# Interface dataset entries:
════════════════════

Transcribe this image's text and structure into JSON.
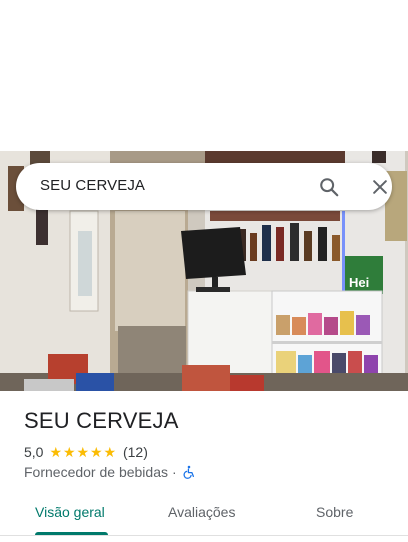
{
  "search": {
    "query": "SEU CERVEJA"
  },
  "place": {
    "name": "SEU CERVEJA",
    "rating": "5,0",
    "stars": 5,
    "review_count": "(12)",
    "category": "Fornecedor de bebidas",
    "separator": "·",
    "beer_sign": "Hei"
  },
  "tabs": [
    {
      "label": "Visão geral",
      "active": true
    },
    {
      "label": "Avaliações",
      "active": false
    },
    {
      "label": "Sobre",
      "active": false
    }
  ],
  "colors": {
    "accent": "#00796b",
    "star": "#fbbc04",
    "accessibility": "#1a73e8"
  },
  "icons": {
    "search": "search-icon",
    "close": "close-icon",
    "accessibility": "wheelchair-icon"
  }
}
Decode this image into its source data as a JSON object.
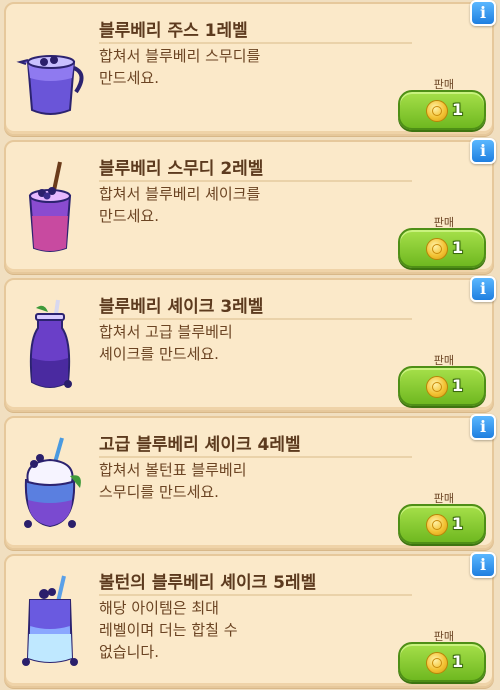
{
  "items": [
    {
      "title": "블루베리 주스 1레벨",
      "desc": [
        "합쳐서 블루베리 스무디를",
        "만드세요."
      ],
      "sell_label": "판매",
      "price": "1",
      "icon": "blueberry-juice-pitcher-icon"
    },
    {
      "title": "블루베리 스무디 2레벨",
      "desc": [
        "합쳐서 블루베리 셰이크를",
        "만드세요."
      ],
      "sell_label": "판매",
      "price": "1",
      "icon": "blueberry-smoothie-cup-icon"
    },
    {
      "title": "블루베리 셰이크 3레벨",
      "desc": [
        "합쳐서 고급 블루베리",
        "셰이크를 만드세요."
      ],
      "sell_label": "판매",
      "price": "1",
      "icon": "blueberry-shake-bottle-icon"
    },
    {
      "title": "고급 블루베리 셰이크 4레벨",
      "desc": [
        "합쳐서 볼턴표 블루베리",
        "스무디를 만드세요."
      ],
      "sell_label": "판매",
      "price": "1",
      "icon": "premium-blueberry-shake-jar-icon"
    },
    {
      "title": "볼턴의 블루베리 셰이크 5레벨",
      "desc": [
        "해당 아이템은 최대",
        "레벨이며 더는 합칠 수",
        "없습니다."
      ],
      "sell_label": "판매",
      "price": "1",
      "icon": "bolton-blueberry-shake-box-icon"
    }
  ],
  "info_symbol": "i",
  "colors": {
    "card_bg": "#fbe9c9",
    "title": "#5c3a1e",
    "sell_button": "#7cc52a",
    "info_button": "#2a8ef0",
    "blueberry": "#5a3fb8"
  }
}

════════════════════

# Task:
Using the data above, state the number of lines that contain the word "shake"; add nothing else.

# Expected answer:
3